Two major investigations are ongoing in terms of these breathalyzer tests. Researchers in Israel and China recently tests a COVID breathalyzer test in 140 patients. Some had known coronavirus, others did not, and others had other lung infections. The results showed the breathalyzer correctly identified all 49 cases with COVID in addition to seven false positives. Its overall accuracy was touted to be 92 percent. The Nanose device uses a gold nanoparticle linked to a molecule that changes when exposed to COVID particles. Through machine learning, it is able to delineate a COVID change in the molecule from other changes.

Nanose is not the only breathalyzer being developed for COVID testing. ANCON Medical is a firm in the UK that is also testing this type of innovative technology. Like Nanose, ANCON’s device also uses nanotechnology to analyze chemicals in one’s breath that indicate a coronavirus infection. Likewise, the results are available within seconds. ANCON’s breathalyzer is currently undergoing trials involving 200 patients to evaluate its potential. Either of these COVID testing measures could be used to tremendously expand mass screenings in as little as six months.

“This [COVID testing] system is very rapid, cheap, and is looking reliable. It’s suitable for mass screening, as well as airport screening, screening at nursing homes, and even screening at home.” – Eli Schwartz, Researcher at Sheba’s Center for Geographic Medicine, Israel

An Evolving Technology Landscape for COVID Testing

While breathalyzer testing looks like a promising COVID testing advance, it is not the only active area of research. Another new coronavirus test created at Sheba Hospital in Israel uses a gargle-and-spit test to look for positive cases. Individuals gargle with a special mouthwash and then spit into a small ashtray-sized dish. Nanotechnology is then used to evaluate the light spectrum the fluid emits. If the pattern matches those from other samples with COVID, the test is deemed positive. Not only is this test inexpensive and fast with immediate results, but it has a 95 percent accuracy rate.

At this point in time, everyone is hoping a coronavirus vaccine will be around the corner. But it remains unclear if this is the case or if any degree of longstanding immunity can be achieved. Therefore, the ability to develop rapid and inexpensive COVID testing protocols for mass populations is essential. Measures like breathalyzer testing, oral rinses, and others are therefore needed to prevent unnecessary spread of the virus. At least at this moment in time, these technologies are just as important in our battle with COVID.

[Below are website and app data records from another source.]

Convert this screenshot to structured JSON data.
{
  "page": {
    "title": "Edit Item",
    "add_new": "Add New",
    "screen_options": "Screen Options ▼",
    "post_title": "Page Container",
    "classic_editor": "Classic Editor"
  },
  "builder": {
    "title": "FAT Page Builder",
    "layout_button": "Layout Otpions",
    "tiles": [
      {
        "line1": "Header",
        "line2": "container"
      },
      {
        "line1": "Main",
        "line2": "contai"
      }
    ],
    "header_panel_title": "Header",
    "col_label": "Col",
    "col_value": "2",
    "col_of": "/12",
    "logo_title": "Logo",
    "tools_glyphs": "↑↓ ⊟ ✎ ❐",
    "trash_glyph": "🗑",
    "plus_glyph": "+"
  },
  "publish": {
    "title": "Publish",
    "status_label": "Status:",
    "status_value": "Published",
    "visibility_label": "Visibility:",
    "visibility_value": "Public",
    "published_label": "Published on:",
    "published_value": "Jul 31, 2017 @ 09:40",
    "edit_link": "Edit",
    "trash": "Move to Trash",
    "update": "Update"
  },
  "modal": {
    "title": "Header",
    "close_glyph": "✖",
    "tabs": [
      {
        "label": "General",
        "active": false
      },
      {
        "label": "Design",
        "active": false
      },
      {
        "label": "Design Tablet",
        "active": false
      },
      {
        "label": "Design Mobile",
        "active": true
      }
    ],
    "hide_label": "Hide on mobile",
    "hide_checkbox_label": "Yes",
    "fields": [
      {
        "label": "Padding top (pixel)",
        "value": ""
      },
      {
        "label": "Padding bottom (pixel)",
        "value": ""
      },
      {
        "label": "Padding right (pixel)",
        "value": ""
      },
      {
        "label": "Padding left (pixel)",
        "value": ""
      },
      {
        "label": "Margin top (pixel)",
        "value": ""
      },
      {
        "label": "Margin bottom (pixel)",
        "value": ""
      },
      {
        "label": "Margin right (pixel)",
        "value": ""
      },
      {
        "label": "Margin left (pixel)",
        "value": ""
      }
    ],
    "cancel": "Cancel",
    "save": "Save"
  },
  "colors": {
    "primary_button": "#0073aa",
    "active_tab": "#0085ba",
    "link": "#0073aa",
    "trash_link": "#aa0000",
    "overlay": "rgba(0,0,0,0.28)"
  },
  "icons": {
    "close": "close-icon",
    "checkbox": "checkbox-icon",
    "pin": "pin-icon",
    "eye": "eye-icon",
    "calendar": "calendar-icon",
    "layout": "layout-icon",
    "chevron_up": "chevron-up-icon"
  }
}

COVID-19 is certainly a challenge and society is rising to the occasion. To read more about those who have turned obstacles into opportunities, check out Ed Kopko’s PROJECT BOLD LIFE: The Proven Formula to Take on Challenges and Achieve Happiness and Success.